The magnetosphere is created by the interaction between the solar wind and the Earth’s magnetic field. On the dayside of the Earth pressure from the solar wind compresses the Earth’s dipole magnetic field and on the night side this interaction stretches it out forming a region of space commonly referred to as the magnetotail. Depending on the direction of the magnetic field in the solar wind, mass, momentum, and energy can be transferred into the magnetotail making it a highly dynamic region full of high-speed plasma flows. HAO scientist Michael Wiltberger, working with colleagues at Dartmouth College and John’s Hopkin’s University, used the Lyon-Fedder-Mobarry global magnetosphere model in its highest resolution mode to simulate these dynamic flows.

High-resolution global magnetohydrodynamic simulation of bursty bulk flows

Figure 1: Wiltberger, M., V. Merkin, J. G. Lyon, and S. Ohtani (2015), High-resolution global magnetohydrodynamic simulation of bursty bulk flows, J. Geophys. Res.120(6), 4555–4566, doi:10.1002/2015JA021080.

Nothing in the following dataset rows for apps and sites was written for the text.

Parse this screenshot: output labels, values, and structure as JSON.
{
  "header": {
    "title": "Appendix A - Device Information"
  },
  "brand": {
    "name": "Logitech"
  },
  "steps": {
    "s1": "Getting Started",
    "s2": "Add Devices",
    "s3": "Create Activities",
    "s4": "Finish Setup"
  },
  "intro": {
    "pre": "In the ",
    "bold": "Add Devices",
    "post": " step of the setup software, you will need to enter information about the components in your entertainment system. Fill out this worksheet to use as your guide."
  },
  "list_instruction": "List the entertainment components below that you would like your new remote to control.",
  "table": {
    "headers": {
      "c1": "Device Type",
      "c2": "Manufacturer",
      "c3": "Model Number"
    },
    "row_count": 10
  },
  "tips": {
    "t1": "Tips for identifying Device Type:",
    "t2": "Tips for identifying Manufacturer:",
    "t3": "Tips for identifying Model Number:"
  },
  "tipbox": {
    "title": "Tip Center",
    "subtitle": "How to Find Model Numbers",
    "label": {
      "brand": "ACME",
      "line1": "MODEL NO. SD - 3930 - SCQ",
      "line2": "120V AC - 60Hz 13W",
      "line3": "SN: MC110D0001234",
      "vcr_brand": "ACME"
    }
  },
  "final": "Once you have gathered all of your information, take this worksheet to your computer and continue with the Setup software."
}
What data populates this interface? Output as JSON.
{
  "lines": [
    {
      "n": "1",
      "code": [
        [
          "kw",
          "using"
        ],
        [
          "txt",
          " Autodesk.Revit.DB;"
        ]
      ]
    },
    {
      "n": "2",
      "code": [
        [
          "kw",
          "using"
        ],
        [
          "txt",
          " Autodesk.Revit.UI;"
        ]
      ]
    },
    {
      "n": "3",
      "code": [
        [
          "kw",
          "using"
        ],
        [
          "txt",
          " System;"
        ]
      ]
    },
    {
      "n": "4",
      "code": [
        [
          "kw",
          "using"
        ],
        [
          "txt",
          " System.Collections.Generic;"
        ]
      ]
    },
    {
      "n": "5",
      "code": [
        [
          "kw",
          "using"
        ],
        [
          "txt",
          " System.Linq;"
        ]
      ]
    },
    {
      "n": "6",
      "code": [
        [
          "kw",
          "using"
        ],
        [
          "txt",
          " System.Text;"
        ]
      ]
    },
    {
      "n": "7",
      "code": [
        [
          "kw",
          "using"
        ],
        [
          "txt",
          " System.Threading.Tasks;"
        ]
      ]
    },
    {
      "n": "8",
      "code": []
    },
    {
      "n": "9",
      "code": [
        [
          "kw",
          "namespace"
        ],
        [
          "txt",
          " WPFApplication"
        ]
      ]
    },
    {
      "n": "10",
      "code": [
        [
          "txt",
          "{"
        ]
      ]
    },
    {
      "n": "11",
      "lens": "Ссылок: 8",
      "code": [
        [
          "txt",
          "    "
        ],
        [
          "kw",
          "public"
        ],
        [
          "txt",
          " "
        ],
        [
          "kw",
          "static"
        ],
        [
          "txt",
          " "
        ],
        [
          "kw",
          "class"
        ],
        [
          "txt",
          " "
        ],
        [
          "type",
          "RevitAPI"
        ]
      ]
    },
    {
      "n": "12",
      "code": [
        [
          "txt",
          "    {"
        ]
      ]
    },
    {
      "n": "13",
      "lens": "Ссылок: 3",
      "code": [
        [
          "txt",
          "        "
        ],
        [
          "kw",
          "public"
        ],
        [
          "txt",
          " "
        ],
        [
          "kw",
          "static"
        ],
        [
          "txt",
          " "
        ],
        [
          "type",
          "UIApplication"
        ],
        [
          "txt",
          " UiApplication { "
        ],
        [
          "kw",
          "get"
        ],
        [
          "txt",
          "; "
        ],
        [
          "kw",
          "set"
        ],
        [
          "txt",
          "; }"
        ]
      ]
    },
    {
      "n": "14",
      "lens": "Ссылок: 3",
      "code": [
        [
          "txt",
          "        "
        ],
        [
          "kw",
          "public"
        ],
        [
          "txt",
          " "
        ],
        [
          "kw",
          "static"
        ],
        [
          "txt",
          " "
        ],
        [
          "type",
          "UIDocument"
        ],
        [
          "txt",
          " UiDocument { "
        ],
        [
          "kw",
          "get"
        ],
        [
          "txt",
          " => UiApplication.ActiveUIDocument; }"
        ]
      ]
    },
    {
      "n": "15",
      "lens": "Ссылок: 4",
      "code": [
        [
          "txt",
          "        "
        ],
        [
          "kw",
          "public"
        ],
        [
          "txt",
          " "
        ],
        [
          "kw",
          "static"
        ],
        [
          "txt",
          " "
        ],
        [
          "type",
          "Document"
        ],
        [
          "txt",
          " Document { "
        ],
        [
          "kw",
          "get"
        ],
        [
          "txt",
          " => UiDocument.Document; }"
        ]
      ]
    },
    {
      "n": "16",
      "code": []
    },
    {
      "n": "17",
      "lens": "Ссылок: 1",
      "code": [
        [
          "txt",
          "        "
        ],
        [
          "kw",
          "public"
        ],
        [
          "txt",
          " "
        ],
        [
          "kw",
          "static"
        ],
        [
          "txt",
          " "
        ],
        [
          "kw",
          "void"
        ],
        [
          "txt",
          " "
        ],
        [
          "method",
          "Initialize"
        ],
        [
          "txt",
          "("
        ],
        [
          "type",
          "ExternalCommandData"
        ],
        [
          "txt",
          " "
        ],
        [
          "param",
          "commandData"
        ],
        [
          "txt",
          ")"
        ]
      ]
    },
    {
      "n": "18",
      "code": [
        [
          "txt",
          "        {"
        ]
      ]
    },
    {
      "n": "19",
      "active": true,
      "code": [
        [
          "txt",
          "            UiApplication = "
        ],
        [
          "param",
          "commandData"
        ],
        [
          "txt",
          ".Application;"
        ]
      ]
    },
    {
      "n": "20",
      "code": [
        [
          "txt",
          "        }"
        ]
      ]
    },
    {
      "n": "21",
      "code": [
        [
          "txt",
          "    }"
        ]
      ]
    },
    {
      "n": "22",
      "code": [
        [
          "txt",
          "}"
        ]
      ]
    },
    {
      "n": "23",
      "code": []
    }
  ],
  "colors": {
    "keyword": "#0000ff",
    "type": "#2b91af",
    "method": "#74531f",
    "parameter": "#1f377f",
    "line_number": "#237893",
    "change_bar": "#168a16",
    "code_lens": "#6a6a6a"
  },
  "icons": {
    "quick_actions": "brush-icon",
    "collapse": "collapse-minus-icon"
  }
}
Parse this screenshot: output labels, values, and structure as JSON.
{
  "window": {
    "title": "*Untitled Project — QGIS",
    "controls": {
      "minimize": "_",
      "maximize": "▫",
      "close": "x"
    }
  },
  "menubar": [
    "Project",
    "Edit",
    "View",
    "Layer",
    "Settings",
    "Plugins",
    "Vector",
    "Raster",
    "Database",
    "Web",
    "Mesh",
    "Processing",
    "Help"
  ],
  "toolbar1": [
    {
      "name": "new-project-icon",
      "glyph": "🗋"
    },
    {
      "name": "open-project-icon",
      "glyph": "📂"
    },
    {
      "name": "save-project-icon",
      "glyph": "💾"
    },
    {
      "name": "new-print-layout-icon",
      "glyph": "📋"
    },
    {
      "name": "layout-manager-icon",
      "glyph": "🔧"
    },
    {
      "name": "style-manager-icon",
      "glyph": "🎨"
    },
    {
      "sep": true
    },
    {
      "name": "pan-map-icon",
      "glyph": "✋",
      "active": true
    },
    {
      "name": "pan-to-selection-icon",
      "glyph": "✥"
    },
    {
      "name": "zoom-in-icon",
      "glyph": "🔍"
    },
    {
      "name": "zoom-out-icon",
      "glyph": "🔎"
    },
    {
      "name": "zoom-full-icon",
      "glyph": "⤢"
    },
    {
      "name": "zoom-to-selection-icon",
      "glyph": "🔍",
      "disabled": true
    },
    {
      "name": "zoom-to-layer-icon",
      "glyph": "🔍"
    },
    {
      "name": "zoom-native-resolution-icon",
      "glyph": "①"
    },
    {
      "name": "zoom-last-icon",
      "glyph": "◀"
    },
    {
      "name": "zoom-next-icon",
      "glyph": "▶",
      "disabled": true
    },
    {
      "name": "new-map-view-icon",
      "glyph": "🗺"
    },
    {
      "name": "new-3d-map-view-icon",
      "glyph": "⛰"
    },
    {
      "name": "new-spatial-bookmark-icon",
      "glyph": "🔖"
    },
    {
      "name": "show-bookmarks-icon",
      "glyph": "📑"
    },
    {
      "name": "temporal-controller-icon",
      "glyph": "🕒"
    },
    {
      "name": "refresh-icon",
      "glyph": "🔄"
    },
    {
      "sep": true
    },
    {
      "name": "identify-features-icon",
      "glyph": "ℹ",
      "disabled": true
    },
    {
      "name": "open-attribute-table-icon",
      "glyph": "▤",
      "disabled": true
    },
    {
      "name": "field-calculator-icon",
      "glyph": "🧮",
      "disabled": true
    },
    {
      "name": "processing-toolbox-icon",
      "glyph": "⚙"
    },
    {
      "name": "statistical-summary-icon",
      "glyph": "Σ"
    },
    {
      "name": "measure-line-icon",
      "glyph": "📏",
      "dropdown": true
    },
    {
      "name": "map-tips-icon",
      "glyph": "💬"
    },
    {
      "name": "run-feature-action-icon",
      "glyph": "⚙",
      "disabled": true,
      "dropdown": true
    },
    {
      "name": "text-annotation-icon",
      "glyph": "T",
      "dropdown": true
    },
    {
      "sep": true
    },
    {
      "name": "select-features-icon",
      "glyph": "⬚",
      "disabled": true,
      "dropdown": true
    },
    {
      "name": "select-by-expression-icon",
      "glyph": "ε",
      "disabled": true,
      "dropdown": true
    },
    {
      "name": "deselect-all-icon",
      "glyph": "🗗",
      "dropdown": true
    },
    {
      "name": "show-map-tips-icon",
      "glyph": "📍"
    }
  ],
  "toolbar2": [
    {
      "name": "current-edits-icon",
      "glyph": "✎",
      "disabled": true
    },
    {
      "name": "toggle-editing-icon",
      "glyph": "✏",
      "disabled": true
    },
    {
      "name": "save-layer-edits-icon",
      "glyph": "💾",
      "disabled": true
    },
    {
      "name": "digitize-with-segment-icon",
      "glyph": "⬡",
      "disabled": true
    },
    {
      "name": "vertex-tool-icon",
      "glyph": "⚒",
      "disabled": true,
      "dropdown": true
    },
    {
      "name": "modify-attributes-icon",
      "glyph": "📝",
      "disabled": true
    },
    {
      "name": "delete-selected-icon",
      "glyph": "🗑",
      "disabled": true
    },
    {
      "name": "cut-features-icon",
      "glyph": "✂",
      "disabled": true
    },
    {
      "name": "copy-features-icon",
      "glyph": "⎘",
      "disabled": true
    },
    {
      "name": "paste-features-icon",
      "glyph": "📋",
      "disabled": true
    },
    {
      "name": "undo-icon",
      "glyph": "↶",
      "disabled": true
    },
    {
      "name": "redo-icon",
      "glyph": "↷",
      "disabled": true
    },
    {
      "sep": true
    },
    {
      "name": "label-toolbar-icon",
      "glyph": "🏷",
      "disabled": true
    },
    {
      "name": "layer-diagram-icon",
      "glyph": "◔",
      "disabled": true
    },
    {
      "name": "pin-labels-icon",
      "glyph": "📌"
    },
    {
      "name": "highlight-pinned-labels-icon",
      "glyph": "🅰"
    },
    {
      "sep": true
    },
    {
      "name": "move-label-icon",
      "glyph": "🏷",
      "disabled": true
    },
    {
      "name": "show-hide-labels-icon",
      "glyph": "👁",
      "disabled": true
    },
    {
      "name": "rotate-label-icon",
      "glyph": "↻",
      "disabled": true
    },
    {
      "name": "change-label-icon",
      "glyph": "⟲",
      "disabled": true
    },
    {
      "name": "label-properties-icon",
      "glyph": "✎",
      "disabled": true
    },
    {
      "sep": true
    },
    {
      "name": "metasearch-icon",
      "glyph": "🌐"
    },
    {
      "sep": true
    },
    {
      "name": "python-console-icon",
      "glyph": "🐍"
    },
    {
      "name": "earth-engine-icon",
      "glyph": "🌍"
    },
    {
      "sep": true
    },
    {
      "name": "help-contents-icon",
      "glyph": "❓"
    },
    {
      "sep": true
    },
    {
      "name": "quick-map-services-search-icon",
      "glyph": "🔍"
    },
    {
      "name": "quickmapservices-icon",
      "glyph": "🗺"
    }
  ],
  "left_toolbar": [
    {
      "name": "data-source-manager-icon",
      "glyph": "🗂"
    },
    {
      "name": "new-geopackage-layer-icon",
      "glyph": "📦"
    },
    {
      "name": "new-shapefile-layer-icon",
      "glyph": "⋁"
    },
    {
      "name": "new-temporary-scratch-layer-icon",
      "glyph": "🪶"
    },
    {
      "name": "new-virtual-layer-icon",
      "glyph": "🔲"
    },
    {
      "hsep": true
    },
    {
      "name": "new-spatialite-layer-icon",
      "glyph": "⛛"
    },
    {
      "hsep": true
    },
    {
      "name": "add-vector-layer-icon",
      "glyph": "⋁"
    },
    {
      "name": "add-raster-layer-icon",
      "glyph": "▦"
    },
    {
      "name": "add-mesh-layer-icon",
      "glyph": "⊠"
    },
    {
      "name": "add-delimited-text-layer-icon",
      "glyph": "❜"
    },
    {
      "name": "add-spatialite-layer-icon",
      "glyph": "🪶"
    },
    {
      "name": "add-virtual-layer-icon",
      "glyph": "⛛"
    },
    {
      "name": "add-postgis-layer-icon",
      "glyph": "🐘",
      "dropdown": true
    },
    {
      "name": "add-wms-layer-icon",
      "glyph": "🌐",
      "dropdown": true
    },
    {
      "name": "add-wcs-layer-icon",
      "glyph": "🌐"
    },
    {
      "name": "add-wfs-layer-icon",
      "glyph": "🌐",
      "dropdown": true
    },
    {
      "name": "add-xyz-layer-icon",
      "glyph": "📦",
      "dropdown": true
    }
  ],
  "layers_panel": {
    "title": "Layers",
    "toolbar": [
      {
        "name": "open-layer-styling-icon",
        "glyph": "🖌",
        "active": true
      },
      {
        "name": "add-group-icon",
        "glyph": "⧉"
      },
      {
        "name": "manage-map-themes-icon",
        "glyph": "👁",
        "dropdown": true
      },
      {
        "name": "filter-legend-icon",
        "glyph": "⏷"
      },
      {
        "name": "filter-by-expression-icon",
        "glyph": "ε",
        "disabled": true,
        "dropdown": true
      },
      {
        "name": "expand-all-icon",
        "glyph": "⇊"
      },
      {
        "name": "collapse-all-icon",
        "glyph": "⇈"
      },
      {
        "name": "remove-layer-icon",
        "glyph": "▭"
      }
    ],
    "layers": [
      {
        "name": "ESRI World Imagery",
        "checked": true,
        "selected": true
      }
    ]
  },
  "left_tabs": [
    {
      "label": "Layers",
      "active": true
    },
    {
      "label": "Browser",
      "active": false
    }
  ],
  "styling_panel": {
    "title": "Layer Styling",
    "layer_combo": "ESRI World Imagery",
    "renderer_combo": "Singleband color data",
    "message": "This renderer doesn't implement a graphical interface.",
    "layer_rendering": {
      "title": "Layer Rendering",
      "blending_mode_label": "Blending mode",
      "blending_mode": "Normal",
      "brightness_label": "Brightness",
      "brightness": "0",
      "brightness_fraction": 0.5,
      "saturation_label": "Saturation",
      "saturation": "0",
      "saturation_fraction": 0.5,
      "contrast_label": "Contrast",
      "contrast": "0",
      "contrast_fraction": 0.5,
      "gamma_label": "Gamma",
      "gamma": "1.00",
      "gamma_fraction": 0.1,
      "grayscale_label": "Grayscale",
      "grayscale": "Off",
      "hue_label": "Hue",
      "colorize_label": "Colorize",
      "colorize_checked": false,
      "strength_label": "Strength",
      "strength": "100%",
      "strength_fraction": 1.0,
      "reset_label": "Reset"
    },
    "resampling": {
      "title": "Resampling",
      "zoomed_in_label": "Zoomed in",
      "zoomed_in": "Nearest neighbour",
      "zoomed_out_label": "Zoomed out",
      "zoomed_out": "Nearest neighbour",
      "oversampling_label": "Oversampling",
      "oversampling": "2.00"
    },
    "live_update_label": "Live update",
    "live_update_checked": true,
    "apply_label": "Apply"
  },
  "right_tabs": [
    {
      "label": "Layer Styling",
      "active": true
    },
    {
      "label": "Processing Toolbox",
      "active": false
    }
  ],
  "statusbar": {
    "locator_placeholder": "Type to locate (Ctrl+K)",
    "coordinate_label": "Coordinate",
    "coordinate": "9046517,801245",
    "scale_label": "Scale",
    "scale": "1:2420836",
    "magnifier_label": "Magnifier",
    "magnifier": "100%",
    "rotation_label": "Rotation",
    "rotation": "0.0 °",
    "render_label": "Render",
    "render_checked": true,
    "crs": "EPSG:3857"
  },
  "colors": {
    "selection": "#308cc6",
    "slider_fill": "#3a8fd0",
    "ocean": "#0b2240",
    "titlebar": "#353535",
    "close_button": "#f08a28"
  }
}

Figure 1 shows a scientific visualization of the magnetotail as the interplanetary magnetic field (IMF) goes from northward to southward. Southward IMF allows for the most energy transfer from the solar wind into the magnetosphere. The visualization shows the magnetotail with a colored plane cut through the center of the Earth. On this plane the difference between dipole magnetic field and the current value is illustrated with the green/purple color scheme. You can see the compression of the Earth’s dipole field on the dayside at the beginning of the movie. As the movie progresses, the magnetotail becomes dominated by numerous high-speed flows that propagate from the further down the tail towards the Earth. The colored arrows in the visualization illustrate the strength and direction of these flows. A larger redder arrow represents stronger flows. The green concave feature at the leading of these flows represents a compression of the magnetic field. This compression returns the field to a more dipolar magnetic field configuration and is the origin of the name dipolarization fronts that scientists use for these features.

These dipolarization fronts are often observed in the magnetotail by various NASA spacecraft. A challenge in comparing these observations with the simulation results is that because the flow is nearly turbulent it is difficult if not impossible to have the spacecraft exactly the same spot in the real magnetotail and the simulation. The investigators overcome this challenge by making a statistical comparison between the observed flows and the simulation results. Figure 2 illustrates the results of using the same selection criteria to observe high-speed flows in the simulation and real magnetotail. On the left hand side of Figure are results for the flow speed, magnetic field, and density observed by the Geotail mission while it was in the magnetotail. On the right hand side are results from the high-resolution LFM simulation. The flows show a slightly broader profile than the observations with similar peak value. The magnetic field shows the compression of the BZ field in both the simulation and observations. There is a density drop in both sets of data, but the magnitude is much larger in the simulated results. This is likely due to the preconditioning of the magnetosphere in the simulation. In general, these results are in good agreement and provide verification that the high-resolution simulations are doing a good job of capturing the dynamics of the magnetotail.